WHAT TO WORK ON: From the first line to the last, write out the records exactly, leaving out images.

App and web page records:
════════════════════
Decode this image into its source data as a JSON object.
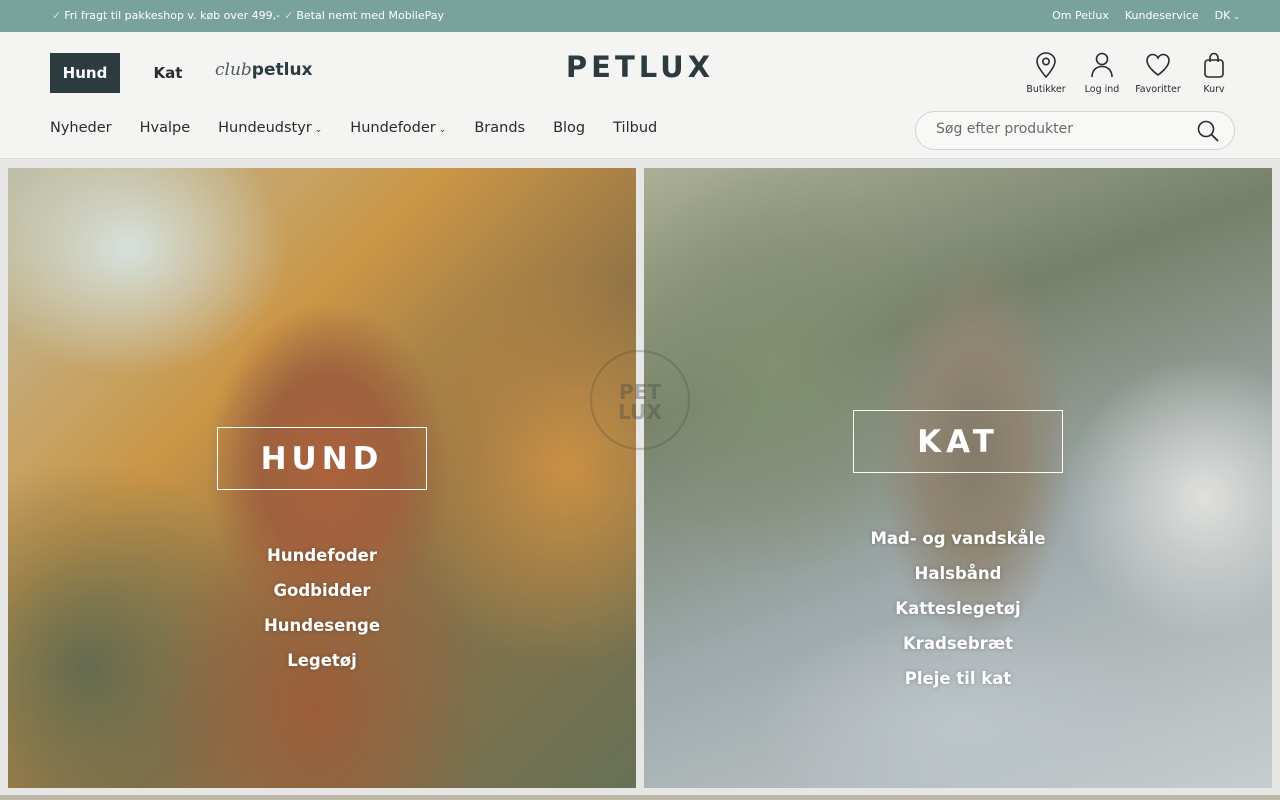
{
  "topbar": {
    "promo": [
      "Fri fragt til pakkeshop v. køb over 499,-",
      "Betal nemt med MobilePay"
    ],
    "check_glyph": "✓",
    "links": [
      "Om Petlux",
      "Kundeservice"
    ],
    "lang": "DK",
    "bg_color": "#78a29b"
  },
  "header": {
    "seg_hund": "Hund",
    "seg_kat": "Kat",
    "club_script": "club",
    "club_bold": "petlux",
    "logo": "PETLUX",
    "icons": [
      {
        "name": "location-pin-icon",
        "label": "Butikker"
      },
      {
        "name": "user-icon",
        "label": "Log ind"
      },
      {
        "name": "heart-icon",
        "label": "Favoritter"
      },
      {
        "name": "shopping-bag-icon",
        "label": "Kurv"
      }
    ],
    "nav": [
      "Nyheder",
      "Hvalpe",
      "Hundeudstyr",
      "Hundefoder",
      "Brands",
      "Blog",
      "Tilbud"
    ],
    "search_placeholder": "Søg efter produkter"
  },
  "panels": {
    "dog": {
      "title": "HUND",
      "links": [
        "Hundefoder",
        "Godbidder",
        "Hundesenge",
        "Legetøj"
      ]
    },
    "cat": {
      "title": "KAT",
      "links": [
        "Mad- og vandskåle",
        "Halsbånd",
        "Katteslegetøj",
        "Kradsebræt",
        "Pleje til kat"
      ]
    }
  },
  "watermark": {
    "line1": "PET",
    "line2": "LUX"
  },
  "colors": {
    "primary_dark": "#2c3b40",
    "topbar": "#78a29b"
  }
}
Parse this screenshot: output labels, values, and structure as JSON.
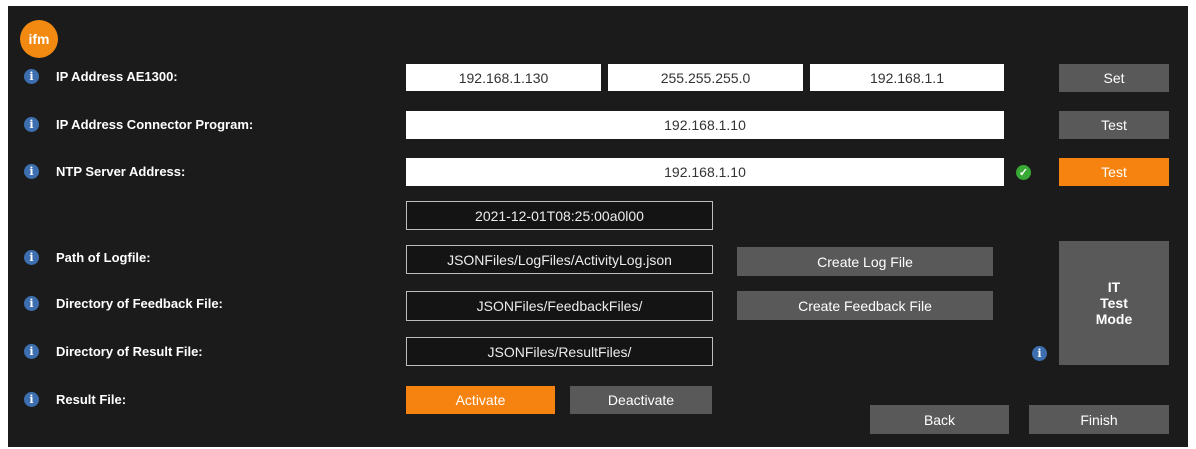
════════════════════
FINISHED EXERCISE:
Decode this image into its source data as a JSON object.
{
  "topbar": {
    "promo": [
      "Fri fragt til pakkeshop v. køb over 499,-",
      "Betal nemt med MobilePay"
    ],
    "check_glyph": "✓",
    "links": [
      "Om Petlux",
      "Kundeservice"
    ],
    "lang": "DK",
    "bg_color": "#78a29b"
  },
  "header": {
    "seg_hund": "Hund",
    "seg_kat": "Kat",
    "club_script": "club",
    "club_bold": "petlux",
    "logo": "PETLUX",
    "icons": [
      {
        "name": "location-pin-icon",
        "label": "Butikker"
      },
      {
        "name": "user-icon",
        "label": "Log ind"
      },
      {
        "name": "heart-icon",
        "label": "Favoritter"
      },
      {
        "name": "shopping-bag-icon",
        "label": "Kurv"
      }
    ],
    "nav": [
      "Nyheder",
      "Hvalpe",
      "Hundeudstyr",
      "Hundefoder",
      "Brands",
      "Blog",
      "Tilbud"
    ],
    "search_placeholder": "Søg efter produkter"
  },
  "panels": {
    "dog": {
      "title": "HUND",
      "links": [
        "Hundefoder",
        "Godbidder",
        "Hundesenge",
        "Legetøj"
      ]
    },
    "cat": {
      "title": "KAT",
      "links": [
        "Mad- og vandskåle",
        "Halsbånd",
        "Katteslegetøj",
        "Kradsebræt",
        "Pleje til kat"
      ]
    }
  },
  "watermark": {
    "line1": "PET",
    "line2": "LUX"
  },
  "colors": {
    "primary_dark": "#2c3b40",
    "topbar": "#78a29b"
  }
}
Parse this screenshot: output labels, values, and structure as JSON.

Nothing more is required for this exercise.